Requirement
Which lines in the records below mention the word "What"? Copy each one out.

Top of Study material

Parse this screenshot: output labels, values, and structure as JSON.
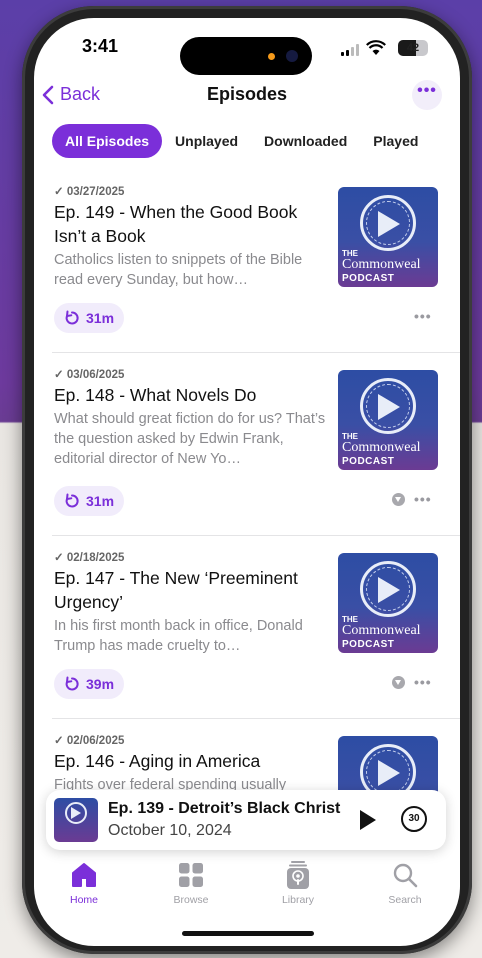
{
  "status": {
    "time": "3:41",
    "battery": "42"
  },
  "nav": {
    "back_label": "Back",
    "title": "Episodes",
    "more_label": "•••"
  },
  "filters": [
    "All Episodes",
    "Unplayed",
    "Downloaded",
    "Played"
  ],
  "episodes": [
    {
      "date": "✓ 03/27/2025",
      "title": "Ep. 149 - When the Good Book Isn’t a Book",
      "description": "Catholics listen to snippets of the Bible read every Sunday, but how…",
      "duration": "31m",
      "downloaded": false
    },
    {
      "date": "✓ 03/06/2025",
      "title": "Ep. 148 - What Novels Do",
      "description": "What should great fiction do for us? That’s the question asked by Edwin Frank,  editorial director of New Yo…",
      "duration": "31m",
      "downloaded": true
    },
    {
      "date": "✓ 02/18/2025",
      "title": "Ep. 147 - The New ‘Preeminent Urgency’",
      "description": "In his first month back in office, Donald Trump has made cruelty to…",
      "duration": "39m",
      "downloaded": true
    },
    {
      "date": "✓ 02/06/2025",
      "title": "Ep. 146 - Aging in America",
      "description": "Fights over federal spending usually",
      "duration": "",
      "downloaded": false
    }
  ],
  "artwork": {
    "line1": "THE",
    "line2": "Commonweal",
    "line3": "PODCAST"
  },
  "more_dots": "•••",
  "now_playing": {
    "title": "Ep. 139 - Detroit’s Black Christ",
    "date": "October 10, 2024",
    "skip_label": "30"
  },
  "tabs": [
    {
      "label": "Home",
      "icon": "home-icon",
      "active": true
    },
    {
      "label": "Browse",
      "icon": "grid-icon",
      "active": false
    },
    {
      "label": "Library",
      "icon": "podcast-library-icon",
      "active": false
    },
    {
      "label": "Search",
      "icon": "search-icon",
      "active": false
    }
  ],
  "colors": {
    "accent": "#7b2fd9",
    "chip_bg": "#f1ecfb"
  }
}
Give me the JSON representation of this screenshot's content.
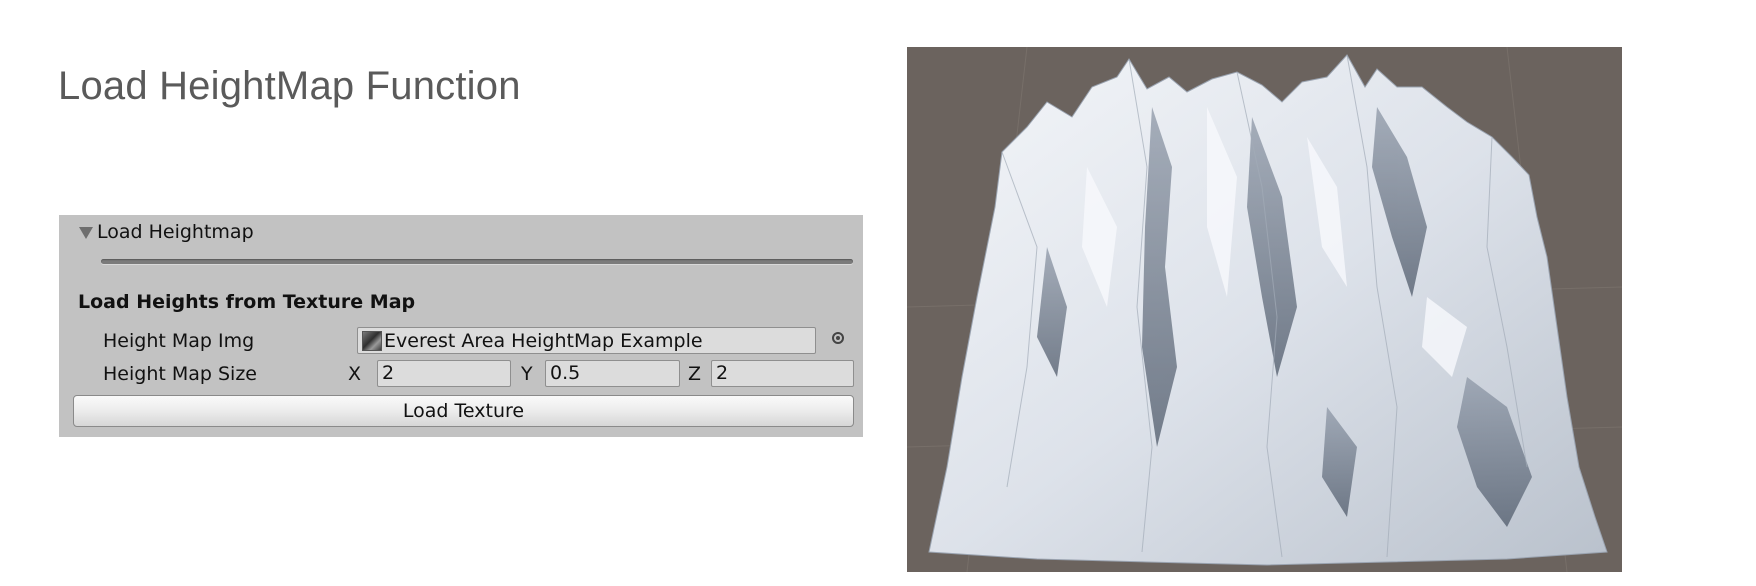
{
  "page": {
    "title": "Load HeightMap Function"
  },
  "inspector": {
    "foldout_label": "Load Heightmap",
    "section_header": "Load Heights from Texture Map",
    "height_map_img": {
      "label": "Height Map Img",
      "value": "Everest Area HeightMap Example",
      "icon": "texture-thumbnail-icon",
      "picker_icon": "object-picker-icon"
    },
    "height_map_size": {
      "label": "Height Map Size",
      "x_label": "X",
      "x_value": "2",
      "y_label": "Y",
      "y_value": "0.5",
      "z_label": "Z",
      "z_value": "2"
    },
    "load_button_label": "Load Texture"
  },
  "viewport": {
    "content": "terrain-mesh",
    "background_color": "#6b635e",
    "terrain_color": "#e6eaf0"
  }
}
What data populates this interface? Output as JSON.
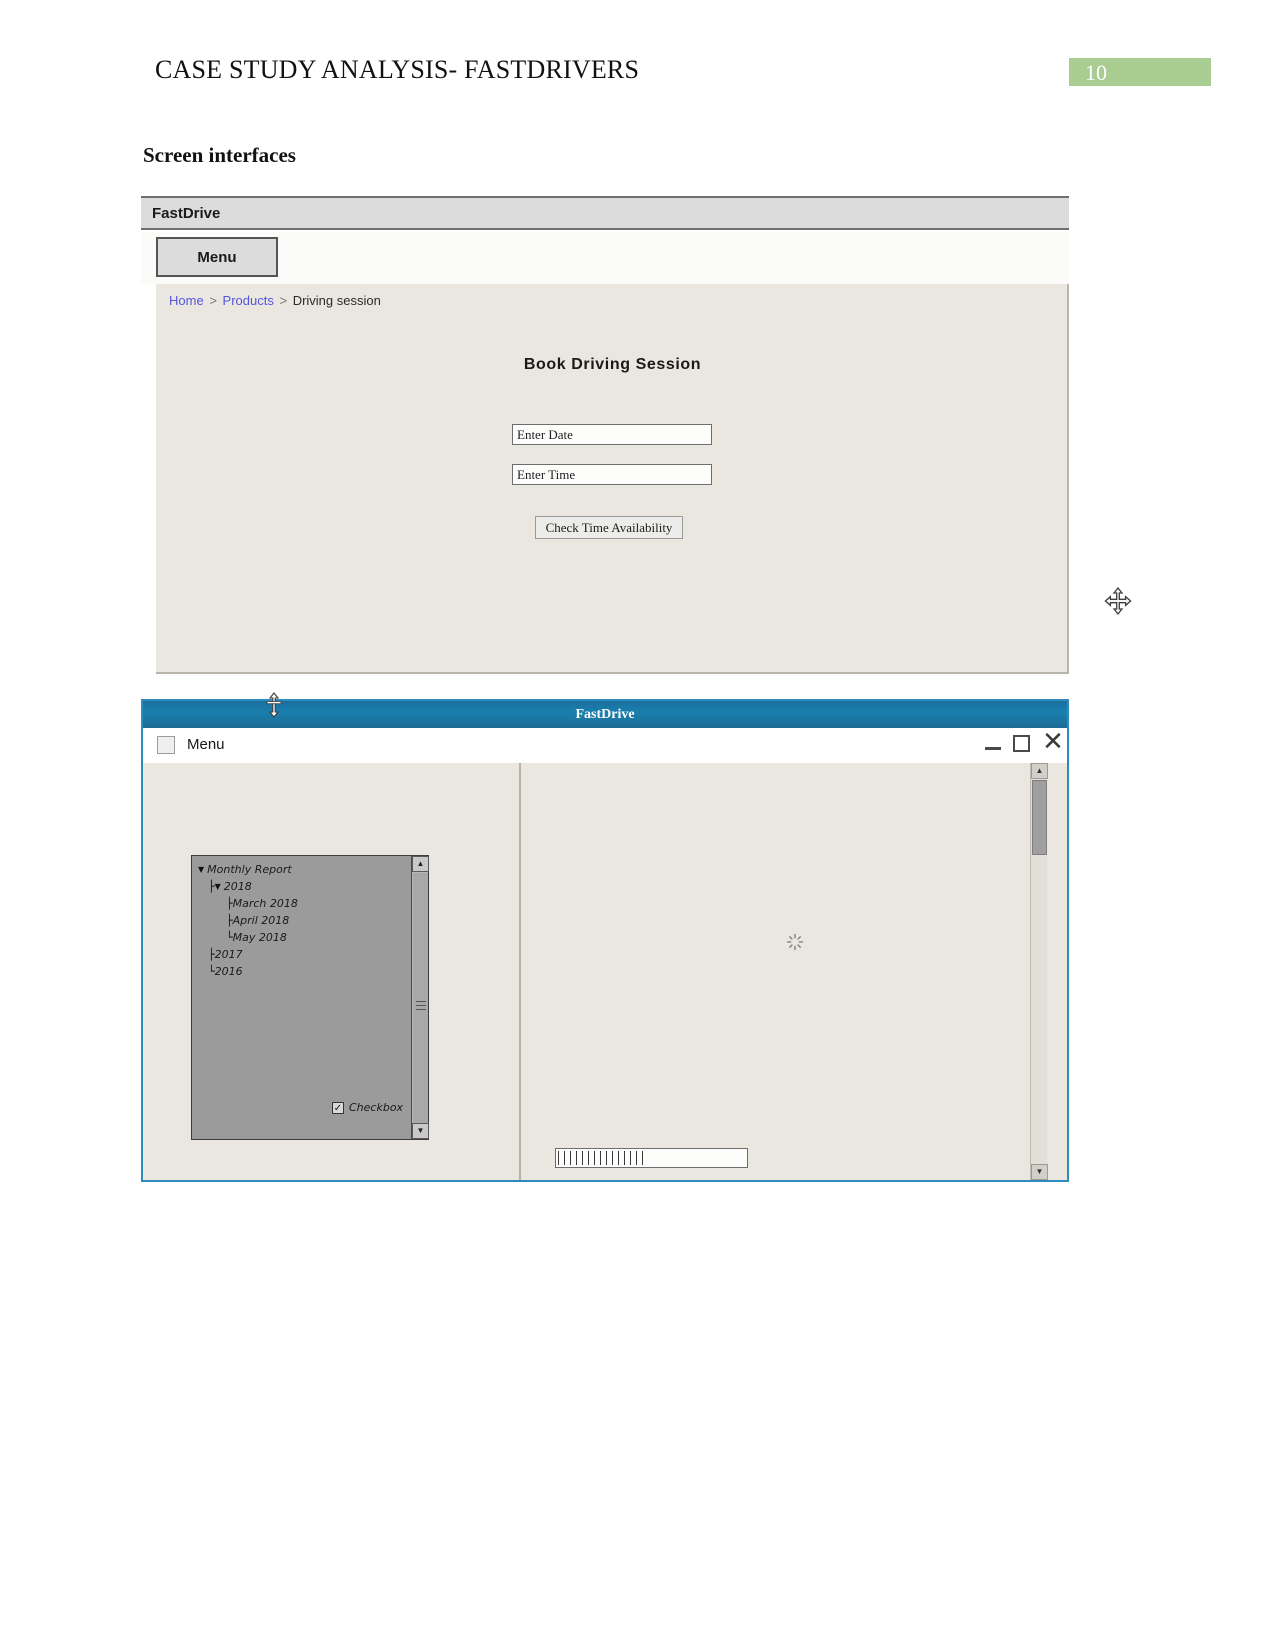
{
  "document": {
    "header_title": "CASE STUDY ANALYSIS- FASTDRIVERS",
    "page_number": "10",
    "page_number_bg": "#a9cd90",
    "section_heading": "Screen interfaces"
  },
  "mockup1": {
    "titlebar": {
      "title": "FastDrive"
    },
    "menu_button": {
      "label": "Menu"
    },
    "breadcrumb": {
      "items": [
        {
          "label": "Home",
          "type": "link"
        },
        {
          "label": "Products",
          "type": "link"
        },
        {
          "label": "Driving session",
          "type": "current"
        }
      ],
      "separator": ">",
      "link_color": "#5555dd"
    },
    "form": {
      "title": "Book Driving Session",
      "date_field": {
        "value": "Enter Date",
        "placeholder": "Enter Date"
      },
      "time_field": {
        "value": "Enter Time",
        "placeholder": "Enter Time"
      },
      "submit_button": {
        "label": "Check Time Availability"
      }
    },
    "cursor": {
      "icon": "move-cursor-icon"
    }
  },
  "mockup2": {
    "titlebar": {
      "title": "FastDrive",
      "bg_color": "#1a7fae"
    },
    "resize_cursor": {
      "icon": "resize-vertical-cursor-icon"
    },
    "menubar": {
      "menu_label": "Menu",
      "window_controls": {
        "minimize": "minimize-icon",
        "maximize": "maximize-icon",
        "close": "close-icon"
      }
    },
    "tree": {
      "nodes": [
        {
          "label": "Monthly Report",
          "level": 0,
          "expanded": true
        },
        {
          "label": "2018",
          "level": 1,
          "expanded": true
        },
        {
          "label": "March 2018",
          "level": 2,
          "expanded": false
        },
        {
          "label": "April 2018",
          "level": 2,
          "expanded": false
        },
        {
          "label": "May 2018",
          "level": 2,
          "expanded": false
        },
        {
          "label": "2017",
          "level": 1,
          "expanded": false
        },
        {
          "label": "2016",
          "level": 1,
          "expanded": false
        }
      ],
      "checkbox": {
        "label": "Checkbox",
        "checked": true,
        "mark": "✓"
      },
      "bg_color": "#9b9b9b"
    },
    "right_panel": {
      "spinner": "loading-spinner-icon",
      "progress_field": {
        "value": ""
      }
    },
    "scroll": {
      "up_arrow": "▲",
      "down_arrow": "▼"
    }
  }
}
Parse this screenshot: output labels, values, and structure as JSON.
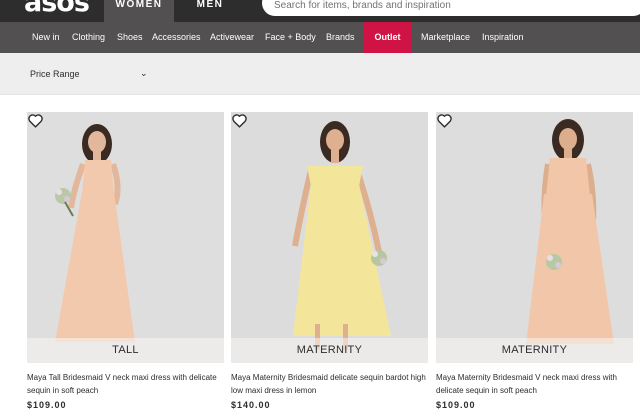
{
  "header": {
    "logo": "asos",
    "tabs": [
      "WOMEN",
      "MEN"
    ],
    "search": {
      "placeholder": "Search for items, brands and inspiration"
    }
  },
  "nav": {
    "items": [
      "New in",
      "Clothing",
      "Shoes",
      "Accessories",
      "Activewear",
      "Face + Body",
      "Brands",
      "Outlet",
      "Marketplace",
      "Inspiration"
    ],
    "highlight": "Outlet",
    "highlight_color": "#d01345"
  },
  "filters": {
    "price_range": "Price Range",
    "chevron_icon": "chevron-down-icon"
  },
  "products": [
    {
      "badge": "TALL",
      "title": "Maya Tall Bridesmaid V neck maxi dress with delicate sequin in soft peach",
      "price": "$109.00",
      "dress_color": "#f3c9ae"
    },
    {
      "badge": "MATERNITY",
      "title": "Maya Maternity Bridesmaid delicate sequin bardot high low maxi dress in lemon",
      "price": "$140.00",
      "dress_color": "#f3e69b"
    },
    {
      "badge": "MATERNITY",
      "title": "Maya Maternity Bridesmaid V neck maxi dress with delicate sequin in soft peach",
      "price": "$109.00",
      "dress_color": "#f2c7a9"
    }
  ],
  "colors": {
    "topbar": "#2d2d2d",
    "navbar": "#525050",
    "filterbar": "#eeeeee"
  }
}
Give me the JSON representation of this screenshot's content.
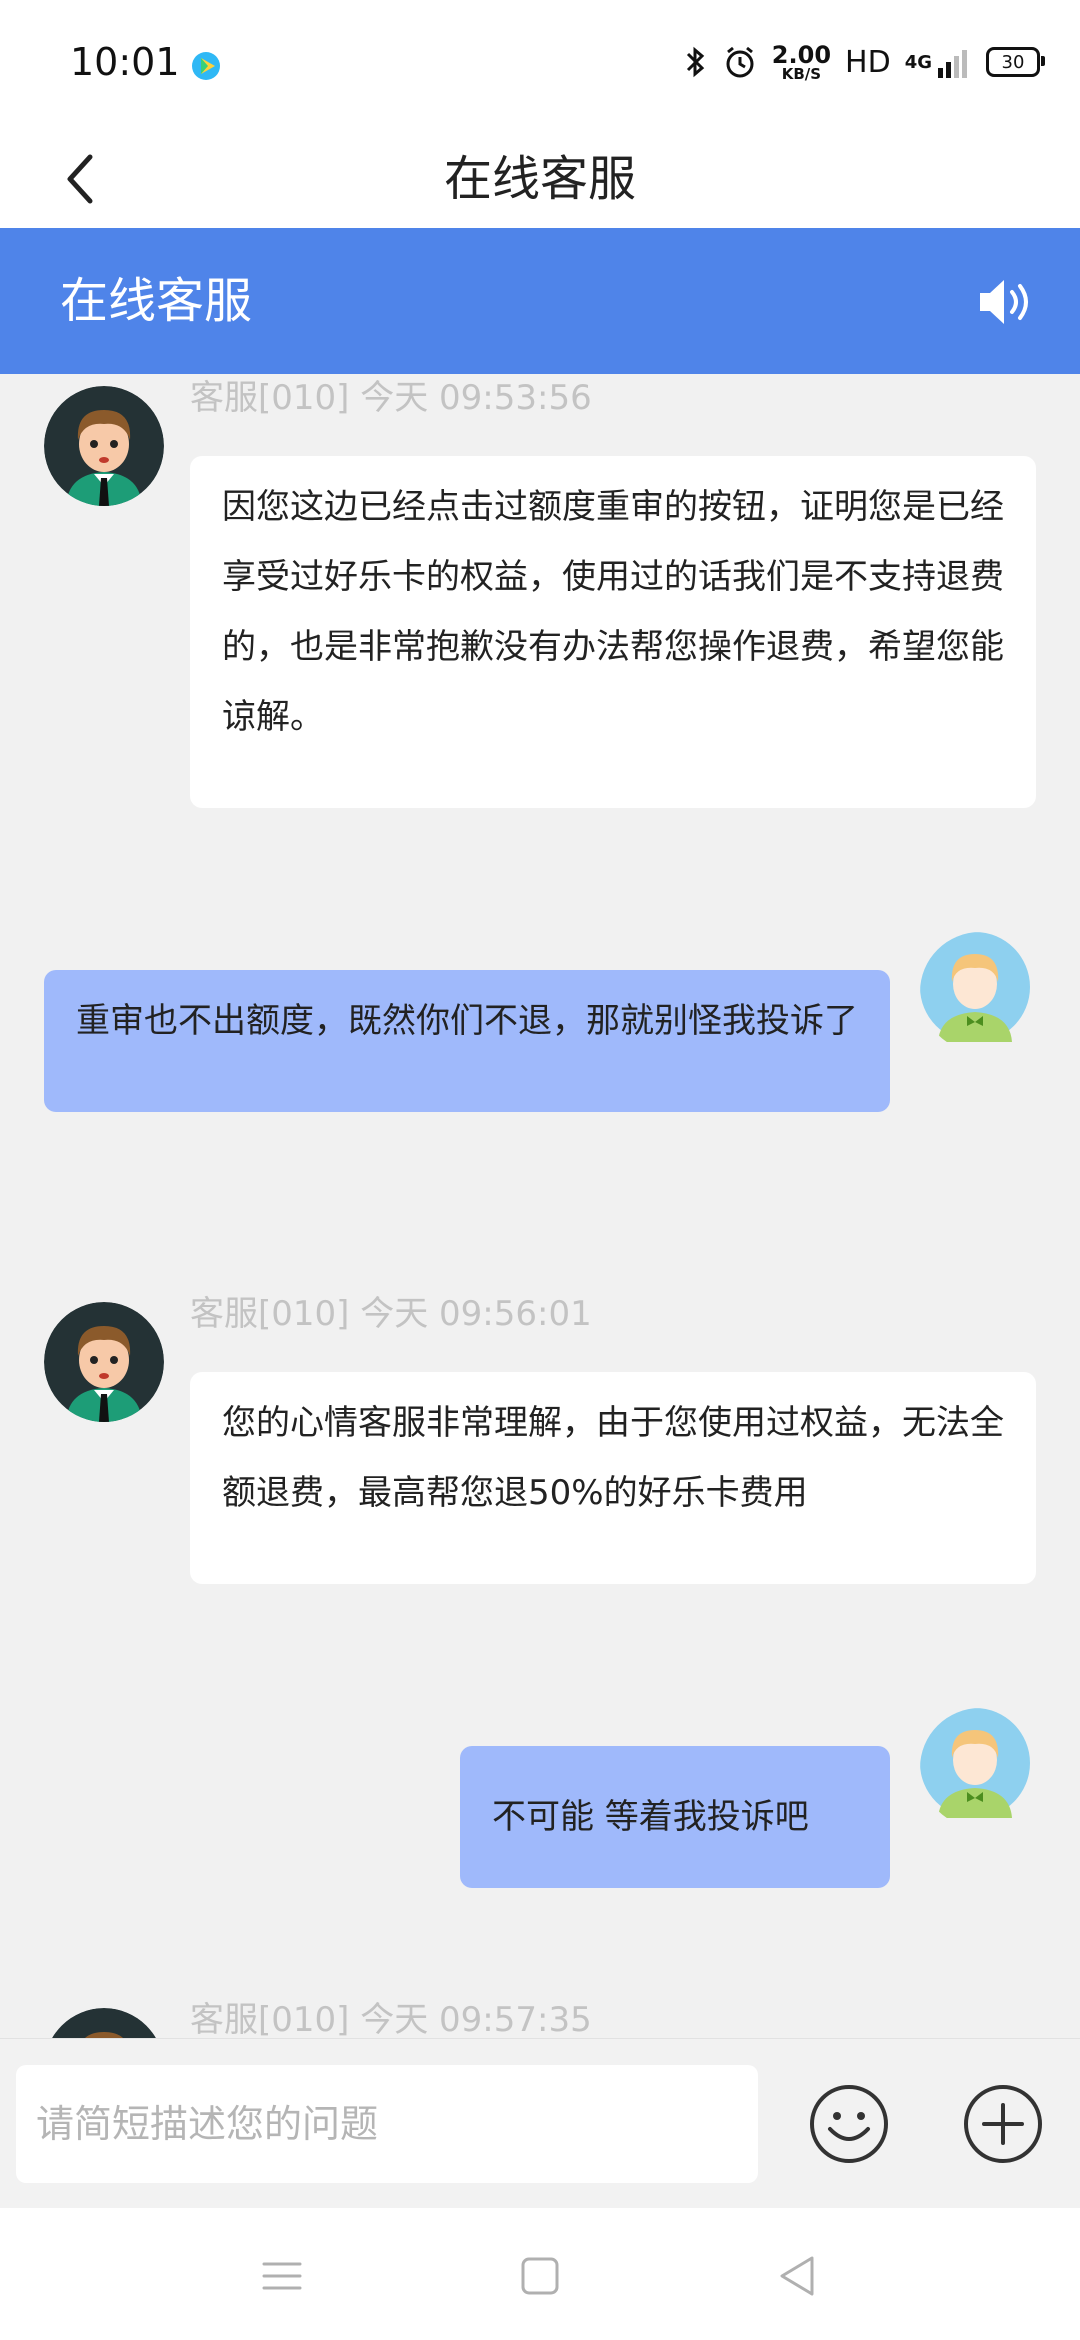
{
  "status_bar": {
    "time": "10:01",
    "net_speed_value": "2.00",
    "net_speed_unit": "KB/S",
    "hd": "HD",
    "network": "4G",
    "battery": "30"
  },
  "nav": {
    "title": "在线客服"
  },
  "chat_header": {
    "title": "在线客服"
  },
  "messages": [
    {
      "sender": "agent",
      "meta": "客服[010]  今天 09:53:56",
      "text": "因您这边已经点击过额度重审的按钮，证明您是已经享受过好乐卡的权益，使用过的话我们是不支持退费的，也是非常抱歉没有办法帮您操作退费，希望您能谅解。"
    },
    {
      "sender": "user",
      "text": "重审也不出额度，既然你们不退，那就别怪我投诉了"
    },
    {
      "sender": "agent",
      "meta": "客服[010]  今天 09:56:01",
      "text": "您的心情客服非常理解，由于您使用过权益，无法全额退费，最高帮您退50%的好乐卡费用"
    },
    {
      "sender": "user",
      "text": "不可能  等着我投诉吧"
    },
    {
      "sender": "agent",
      "meta": "客服[010]  今天 09:57:35"
    }
  ],
  "input": {
    "placeholder": "请简短描述您的问题"
  },
  "colors": {
    "header_blue": "#4f84e9",
    "user_bubble": "#9fb9fb",
    "agent_bubble": "#ffffff",
    "background": "#f1f1f1"
  },
  "icons": [
    "back-arrow-icon",
    "speaker-icon",
    "emoji-icon",
    "plus-icon",
    "menu-icon",
    "home-icon",
    "back-triangle-icon"
  ]
}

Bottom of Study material

Result
      "title": "Ep. 148 - What Novels Do",
      "description": "What should great fiction do for us? That’s the question asked by Edwin Frank,  editorial director of New Yo…",
What data populates this interface? Output as JSON.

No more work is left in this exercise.